** Web page and app entries **
=== Begin Enclosure ===

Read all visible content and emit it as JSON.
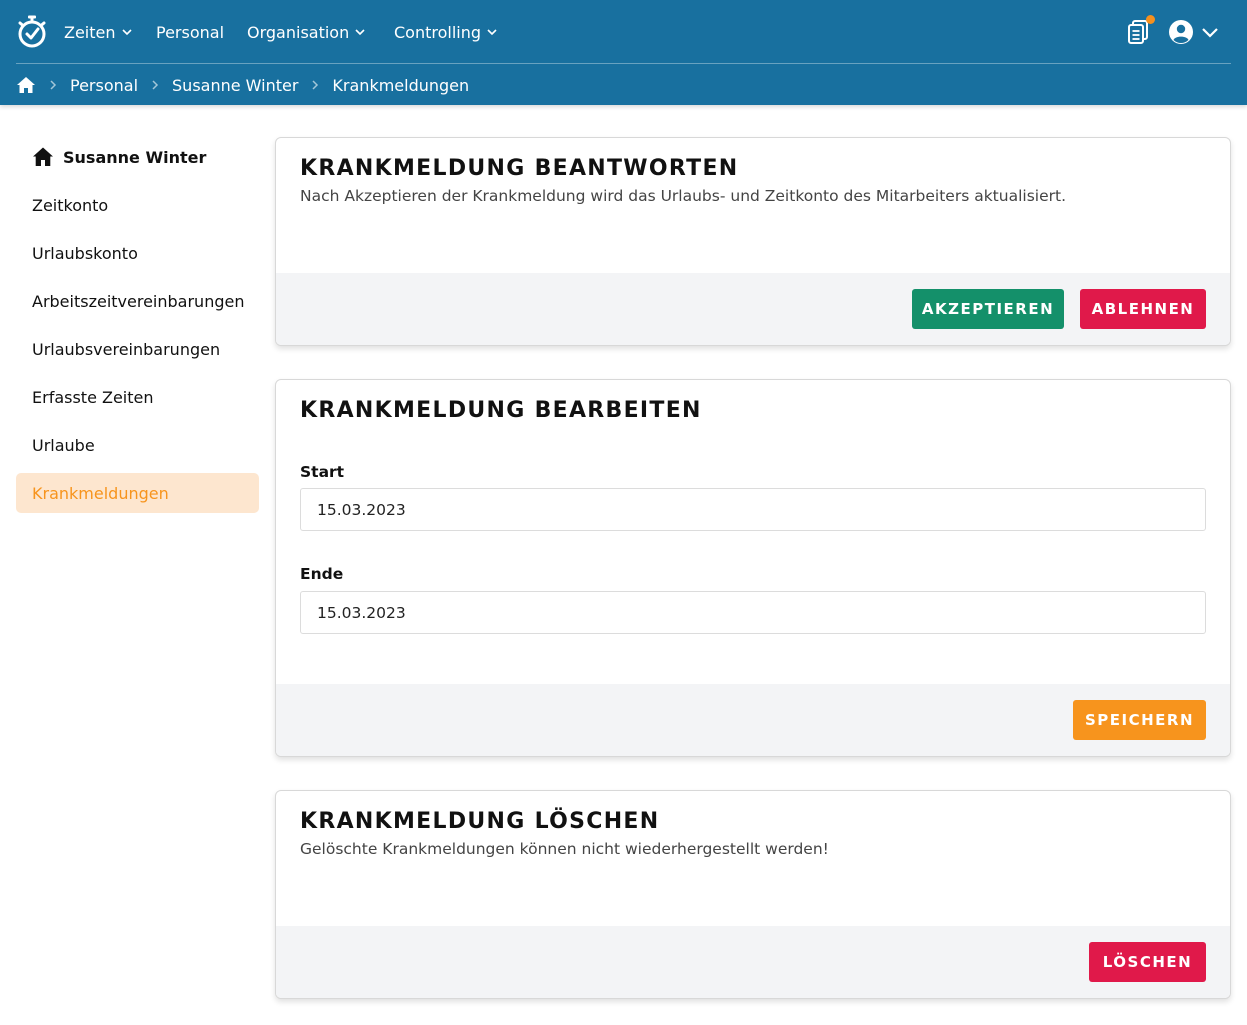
{
  "nav": {
    "items": [
      {
        "label": "Zeiten",
        "has_dropdown": true
      },
      {
        "label": "Personal",
        "has_dropdown": false
      },
      {
        "label": "Organisation",
        "has_dropdown": true
      },
      {
        "label": "Controlling",
        "has_dropdown": true
      }
    ],
    "icons": [
      "stopwatch-logo-icon",
      "clipboard-icon",
      "user-circle-icon",
      "chevron-down-icon"
    ],
    "notification_dot_color": "#f5901e"
  },
  "breadcrumb": {
    "home_icon": "home-icon",
    "items": [
      "Personal",
      "Susanne Winter",
      "Krankmeldungen"
    ]
  },
  "sidebar": {
    "title": "Susanne Winter",
    "items": [
      {
        "label": "Zeitkonto",
        "active": false
      },
      {
        "label": "Urlaubskonto",
        "active": false
      },
      {
        "label": "Arbeitszeitvereinbarungen",
        "active": false
      },
      {
        "label": "Urlaubsvereinbarungen",
        "active": false
      },
      {
        "label": "Erfasste Zeiten",
        "active": false
      },
      {
        "label": "Urlaube",
        "active": false
      },
      {
        "label": "Krankmeldungen",
        "active": true
      }
    ]
  },
  "answer": {
    "title": "KRANKMELDUNG BEANTWORTEN",
    "description": "Nach Akzeptieren der Krankmeldung wird das Urlaubs- und Zeitkonto des Mitarbeiters aktualisiert.",
    "accept_label": "AKZEPTIEREN",
    "reject_label": "ABLEHNEN"
  },
  "edit": {
    "title": "KRANKMELDUNG BEARBEITEN",
    "start_label": "Start",
    "start_value": "15.03.2023",
    "end_label": "Ende",
    "end_value": "15.03.2023",
    "save_label": "SPEICHERN"
  },
  "delete": {
    "title": "KRANKMELDUNG LÖSCHEN",
    "description": "Gelöschte Krankmeldungen können nicht wiederhergestellt werden!",
    "delete_label": "LÖSCHEN"
  },
  "colors": {
    "header": "#18709f",
    "accent": "#f7941d",
    "accept": "#14906a",
    "danger": "#e0194a",
    "active_bg": "#fde6cf"
  }
}
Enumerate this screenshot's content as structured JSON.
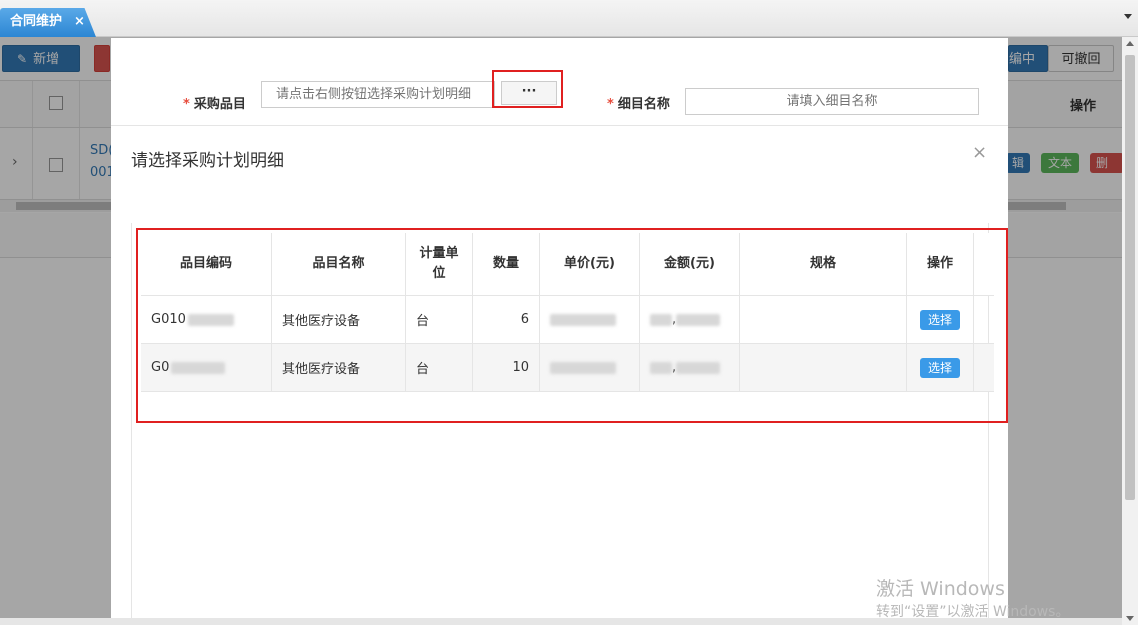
{
  "tabbar": {
    "active_tab": "合同维护",
    "close_glyph": "×"
  },
  "background": {
    "toolbar": {
      "new_label": "新增",
      "edit_label": "编中",
      "revoke_label": "可撤回"
    },
    "grid": {
      "op_header": "操作",
      "row": {
        "code_line1": "SD(",
        "code_line2": "001",
        "edit_action": "辑",
        "text_action": "文本",
        "delete_action": "删除"
      }
    }
  },
  "form": {
    "required_mark": "*",
    "category_label": "采购品目",
    "category_placeholder": "请点击右侧按钮选择采购计划明细",
    "dots_label": "···",
    "name_label": "细目名称",
    "name_placeholder": "请填入细目名称"
  },
  "dialog": {
    "title": "请选择采购计划明细",
    "close_glyph": "×",
    "columns": [
      "品目编码",
      "品目名称",
      "计量单位",
      "数量",
      "单价(元)",
      "金额(元)",
      "规格",
      "操作"
    ],
    "rows": [
      {
        "code": "G010",
        "name": "其他医疗设备",
        "unit": "台",
        "qty": "6",
        "price": "",
        "amount": ",",
        "spec": "",
        "action": "选择"
      },
      {
        "code": "G0",
        "name": "其他医疗设备",
        "unit": "台",
        "qty": "10",
        "price": "",
        "amount": ",",
        "spec": "",
        "action": "选择"
      }
    ]
  },
  "watermark": {
    "line1": "激活 Windows",
    "line2": "转到“设置”以激活 Windows。"
  },
  "colors": {
    "tab": "#2c86d3",
    "primary": "#337ab7",
    "select_button": "#3a9ae8",
    "highlight": "#e02020",
    "danger": "#d9534f",
    "success": "#5cb85c"
  }
}
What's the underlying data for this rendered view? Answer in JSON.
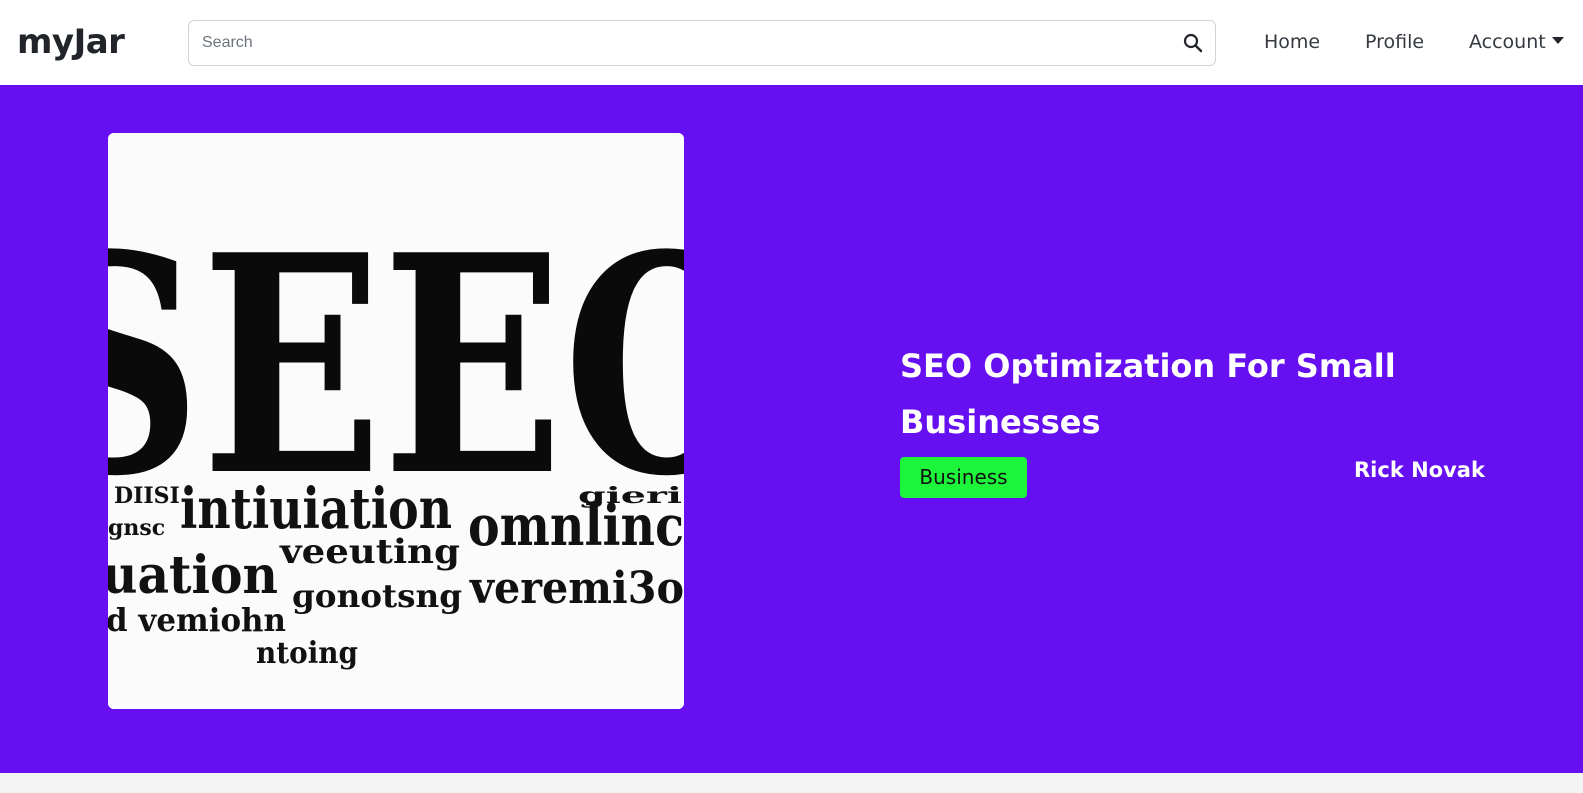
{
  "app": {
    "brand": "myJar"
  },
  "search": {
    "placeholder": "Search",
    "value": ""
  },
  "nav": {
    "home": "Home",
    "profile": "Profile",
    "account": "Account"
  },
  "post": {
    "title": "SEO Optimization For Small Businesses",
    "category": "Business",
    "author": "Rick Novak",
    "image_text": {
      "big": "SEEO",
      "words": [
        "DIISI",
        "intiuiation",
        "gnsc",
        "omnlinc",
        "uation",
        "veeuting",
        "d vemiohn",
        "ɡonotsng",
        "veremi3o",
        "ntoing",
        "gieri"
      ]
    }
  },
  "colors": {
    "hero_bg": "#6610f2",
    "badge_bg": "#1cf53a",
    "nav_text": "#343a40"
  },
  "icons": {
    "search": "search-icon",
    "caret": "caret-down-icon"
  }
}
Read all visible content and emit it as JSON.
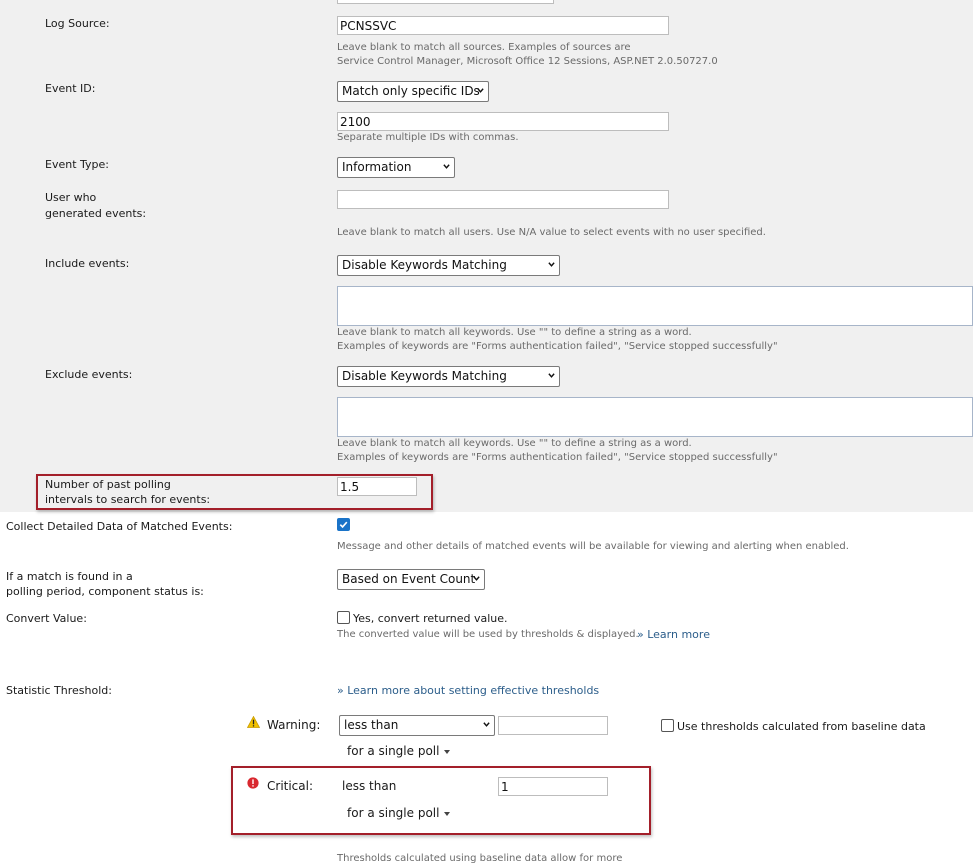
{
  "form": {
    "log_source": {
      "label": "Log Source:",
      "value": "PCNSSVC",
      "hint1": "Leave blank to match all sources. Examples of sources are",
      "hint2": "Service Control Manager, Microsoft Office 12 Sessions, ASP.NET 2.0.50727.0"
    },
    "event_id": {
      "label": "Event ID:",
      "mode": "Match only specific IDs",
      "value": "2100",
      "hint": "Separate multiple IDs with commas."
    },
    "event_type": {
      "label": "Event Type:",
      "value": "Information"
    },
    "user": {
      "label_line1": "User who",
      "label_line2": "generated events:",
      "value": "",
      "hint": "Leave blank to match all users. Use N/A value to select events with no user specified."
    },
    "include_events": {
      "label": "Include events:",
      "mode": "Disable Keywords Matching",
      "hint1": "Leave blank to match all keywords. Use \"\" to define a string as a word.",
      "hint2": "Examples of keywords are \"Forms authentication failed\", \"Service stopped successfully\""
    },
    "exclude_events": {
      "label": "Exclude events:",
      "mode": "Disable Keywords Matching",
      "hint1": "Leave blank to match all keywords. Use \"\" to define a string as a word.",
      "hint2": "Examples of keywords are \"Forms authentication failed\", \"Service stopped successfully\""
    },
    "polling_intervals": {
      "label_line1": "Number of past polling",
      "label_line2": "intervals to search for events:",
      "value": "1.5"
    },
    "collect_detailed": {
      "label": "Collect Detailed Data of Matched Events:",
      "checked": true,
      "hint": "Message and other details of matched events will be available for viewing and alerting when enabled."
    },
    "match_status": {
      "label_line1": "If a match is found in a",
      "label_line2": "polling period, component status is:",
      "value": "Based on Event Count"
    },
    "convert_value": {
      "label": "Convert Value:",
      "checkbox_label": "Yes, convert returned value.",
      "checked": false,
      "hint": "The converted value will be used by thresholds & displayed.",
      "learn_more": "» Learn more"
    },
    "statistic_threshold": {
      "label": "Statistic Threshold:",
      "learn_more": "» Learn more about setting effective thresholds",
      "warning": {
        "label": "Warning:",
        "operator": "less than",
        "value": "",
        "period": "for a single poll",
        "baseline_label": "Use thresholds calculated from baseline data"
      },
      "critical": {
        "label": "Critical:",
        "operator": "less than",
        "value": "1",
        "period": "for a single poll"
      },
      "footer_hint": "Thresholds calculated using baseline data allow for more"
    }
  },
  "colors": {
    "panel_bg": "#f0f0f0",
    "highlight_red": "#a31f2a",
    "link": "#2b5d8a",
    "checkbox_blue": "#1a73c8",
    "warning_yellow": "#f2c200",
    "critical_red": "#d9282f"
  },
  "icons": {
    "warning": "warning-triangle-icon",
    "critical": "critical-circle-icon"
  }
}
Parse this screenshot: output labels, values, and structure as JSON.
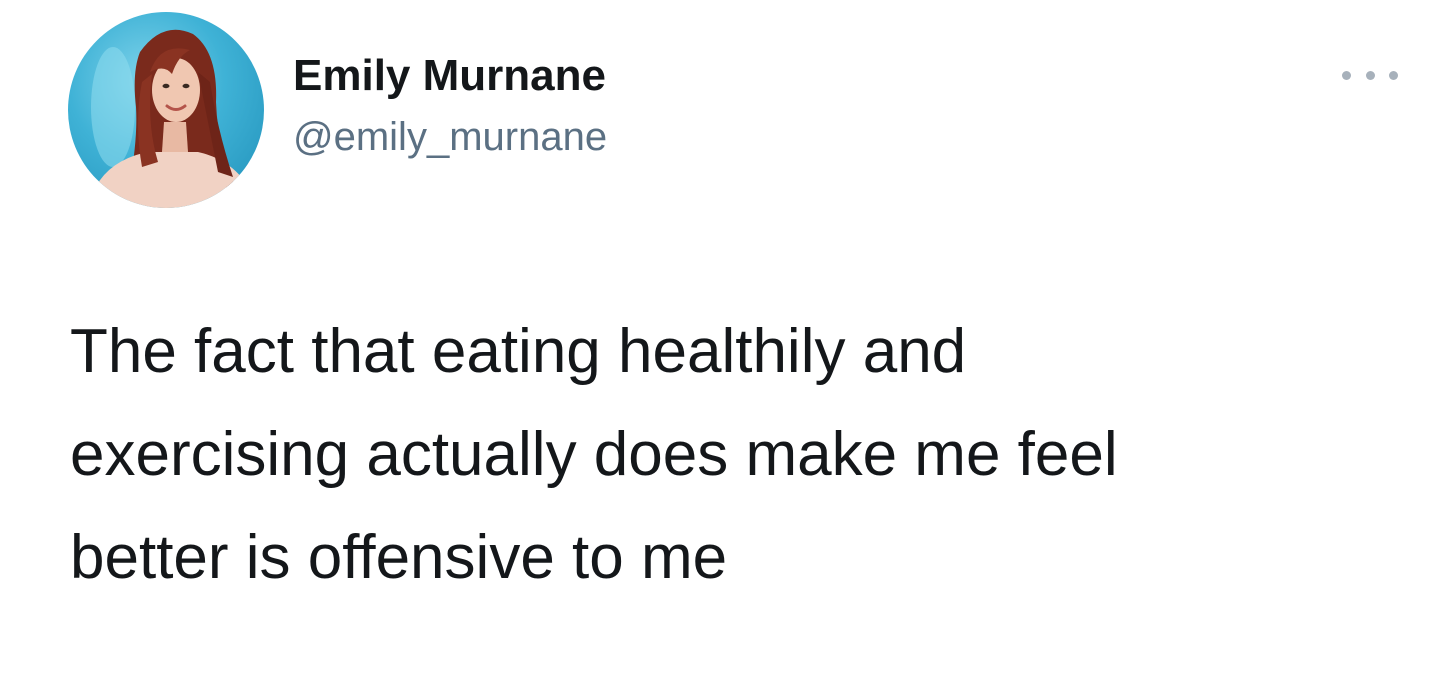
{
  "tweet": {
    "author": {
      "display_name": "Emily Murnane",
      "handle": "@emily_murnane",
      "avatar_icon": "profile-photo"
    },
    "more_icon": "ellipsis-icon",
    "text": "The fact that eating healthily and\nexercising actually does make me feel\nbetter is offensive to me"
  },
  "colors": {
    "background": "#ffffff",
    "text": "#14171a",
    "secondary_text": "#5b7083",
    "avatar_background": "#3fb2d6"
  }
}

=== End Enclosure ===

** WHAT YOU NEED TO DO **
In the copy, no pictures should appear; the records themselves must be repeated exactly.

** WRITTEN ANSWER **
Read all visible content and emit it as JSON.
{
  "nav": {
    "items": [
      {
        "label": "Zeiten",
        "has_dropdown": true
      },
      {
        "label": "Personal",
        "has_dropdown": false
      },
      {
        "label": "Organisation",
        "has_dropdown": true
      },
      {
        "label": "Controlling",
        "has_dropdown": true
      }
    ],
    "icons": [
      "stopwatch-logo-icon",
      "clipboard-icon",
      "user-circle-icon",
      "chevron-down-icon"
    ],
    "notification_dot_color": "#f5901e"
  },
  "breadcrumb": {
    "home_icon": "home-icon",
    "items": [
      "Personal",
      "Susanne Winter",
      "Krankmeldungen"
    ]
  },
  "sidebar": {
    "title": "Susanne Winter",
    "items": [
      {
        "label": "Zeitkonto",
        "active": false
      },
      {
        "label": "Urlaubskonto",
        "active": false
      },
      {
        "label": "Arbeitszeitvereinbarungen",
        "active": false
      },
      {
        "label": "Urlaubsvereinbarungen",
        "active": false
      },
      {
        "label": "Erfasste Zeiten",
        "active": false
      },
      {
        "label": "Urlaube",
        "active": false
      },
      {
        "label": "Krankmeldungen",
        "active": true
      }
    ]
  },
  "answer": {
    "title": "KRANKMELDUNG BEANTWORTEN",
    "description": "Nach Akzeptieren der Krankmeldung wird das Urlaubs- und Zeitkonto des Mitarbeiters aktualisiert.",
    "accept_label": "AKZEPTIEREN",
    "reject_label": "ABLEHNEN"
  },
  "edit": {
    "title": "KRANKMELDUNG BEARBEITEN",
    "start_label": "Start",
    "start_value": "15.03.2023",
    "end_label": "Ende",
    "end_value": "15.03.2023",
    "save_label": "SPEICHERN"
  },
  "delete": {
    "title": "KRANKMELDUNG LÖSCHEN",
    "description": "Gelöschte Krankmeldungen können nicht wiederhergestellt werden!",
    "delete_label": "LÖSCHEN"
  },
  "colors": {
    "header": "#18709f",
    "accent": "#f7941d",
    "accept": "#14906a",
    "danger": "#e0194a",
    "active_bg": "#fde6cf"
  }
}
Enumerate this screenshot's content as structured JSON.
{
  "tabbar": {
    "active_tab": "合同维护",
    "close_glyph": "×"
  },
  "background": {
    "toolbar": {
      "new_label": "新增",
      "edit_label": "编中",
      "revoke_label": "可撤回"
    },
    "grid": {
      "op_header": "操作",
      "row": {
        "code_line1": "SD(",
        "code_line2": "001",
        "edit_action": "辑",
        "text_action": "文本",
        "delete_action": "删除"
      }
    }
  },
  "form": {
    "required_mark": "*",
    "category_label": "采购品目",
    "category_placeholder": "请点击右侧按钮选择采购计划明细",
    "dots_label": "···",
    "name_label": "细目名称",
    "name_placeholder": "请填入细目名称"
  },
  "dialog": {
    "title": "请选择采购计划明细",
    "close_glyph": "×",
    "columns": [
      "品目编码",
      "品目名称",
      "计量单位",
      "数量",
      "单价(元)",
      "金额(元)",
      "规格",
      "操作"
    ],
    "rows": [
      {
        "code": "G010",
        "name": "其他医疗设备",
        "unit": "台",
        "qty": "6",
        "price": "",
        "amount": ",",
        "spec": "",
        "action": "选择"
      },
      {
        "code": "G0",
        "name": "其他医疗设备",
        "unit": "台",
        "qty": "10",
        "price": "",
        "amount": ",",
        "spec": "",
        "action": "选择"
      }
    ]
  },
  "watermark": {
    "line1": "激活 Windows",
    "line2": "转到“设置”以激活 Windows。"
  },
  "colors": {
    "tab": "#2c86d3",
    "primary": "#337ab7",
    "select_button": "#3a9ae8",
    "highlight": "#e02020",
    "danger": "#d9534f",
    "success": "#5cb85c"
  }
}
What's the underlying data for this rendered view? Answer in JSON.
{
  "app": {
    "brand": "myJar"
  },
  "search": {
    "placeholder": "Search",
    "value": ""
  },
  "nav": {
    "home": "Home",
    "profile": "Profile",
    "account": "Account"
  },
  "post": {
    "title": "SEO Optimization For Small Businesses",
    "category": "Business",
    "author": "Rick Novak",
    "image_text": {
      "big": "SEEO",
      "words": [
        "DIISI",
        "intiuiation",
        "gnsc",
        "omnlinc",
        "uation",
        "veeuting",
        "d vemiohn",
        "ɡonotsng",
        "veremi3o",
        "ntoing",
        "gieri"
      ]
    }
  },
  "colors": {
    "hero_bg": "#6610f2",
    "badge_bg": "#1cf53a",
    "nav_text": "#343a40"
  },
  "icons": {
    "search": "search-icon",
    "caret": "caret-down-icon"
  }
}
Read all visible content and emit it as JSON.
{
  "form": {
    "log_source": {
      "label": "Log Source:",
      "value": "PCNSSVC",
      "hint1": "Leave blank to match all sources. Examples of sources are",
      "hint2": "Service Control Manager, Microsoft Office 12 Sessions, ASP.NET 2.0.50727.0"
    },
    "event_id": {
      "label": "Event ID:",
      "mode": "Match only specific IDs",
      "value": "2100",
      "hint": "Separate multiple IDs with commas."
    },
    "event_type": {
      "label": "Event Type:",
      "value": "Information"
    },
    "user": {
      "label_line1": "User who",
      "label_line2": "generated events:",
      "value": "",
      "hint": "Leave blank to match all users. Use N/A value to select events with no user specified."
    },
    "include_events": {
      "label": "Include events:",
      "mode": "Disable Keywords Matching",
      "hint1": "Leave blank to match all keywords. Use \"\" to define a string as a word.",
      "hint2": "Examples of keywords are \"Forms authentication failed\", \"Service stopped successfully\""
    },
    "exclude_events": {
      "label": "Exclude events:",
      "mode": "Disable Keywords Matching",
      "hint1": "Leave blank to match all keywords. Use \"\" to define a string as a word.",
      "hint2": "Examples of keywords are \"Forms authentication failed\", \"Service stopped successfully\""
    },
    "polling_intervals": {
      "label_line1": "Number of past polling",
      "label_line2": "intervals to search for events:",
      "value": "1.5"
    },
    "collect_detailed": {
      "label": "Collect Detailed Data of Matched Events:",
      "checked": true,
      "hint": "Message and other details of matched events will be available for viewing and alerting when enabled."
    },
    "match_status": {
      "label_line1": "If a match is found in a",
      "label_line2": "polling period, component status is:",
      "value": "Based on Event Count"
    },
    "convert_value": {
      "label": "Convert Value:",
      "checkbox_label": "Yes, convert returned value.",
      "checked": false,
      "hint": "The converted value will be used by thresholds & displayed.",
      "learn_more": "» Learn more"
    },
    "statistic_threshold": {
      "label": "Statistic Threshold:",
      "learn_more": "» Learn more about setting effective thresholds",
      "warning": {
        "label": "Warning:",
        "operator": "less than",
        "value": "",
        "period": "for a single poll",
        "baseline_label": "Use thresholds calculated from baseline data"
      },
      "critical": {
        "label": "Critical:",
        "operator": "less than",
        "value": "1",
        "period": "for a single poll"
      },
      "footer_hint": "Thresholds calculated using baseline data allow for more"
    }
  },
  "colors": {
    "panel_bg": "#f0f0f0",
    "highlight_red": "#a31f2a",
    "link": "#2b5d8a",
    "checkbox_blue": "#1a73c8",
    "warning_yellow": "#f2c200",
    "critical_red": "#d9282f"
  },
  "icons": {
    "warning": "warning-triangle-icon",
    "critical": "critical-circle-icon"
  }
}
Parse this screenshot: output labels, values, and structure as JSON.
{
  "tweet": {
    "author": {
      "display_name": "Emily Murnane",
      "handle": "@emily_murnane",
      "avatar_icon": "profile-photo"
    },
    "more_icon": "ellipsis-icon",
    "text": "The fact that eating healthily and\nexercising actually does make me feel\nbetter is offensive to me"
  },
  "colors": {
    "background": "#ffffff",
    "text": "#14171a",
    "secondary_text": "#5b7083",
    "avatar_background": "#3fb2d6"
  }
}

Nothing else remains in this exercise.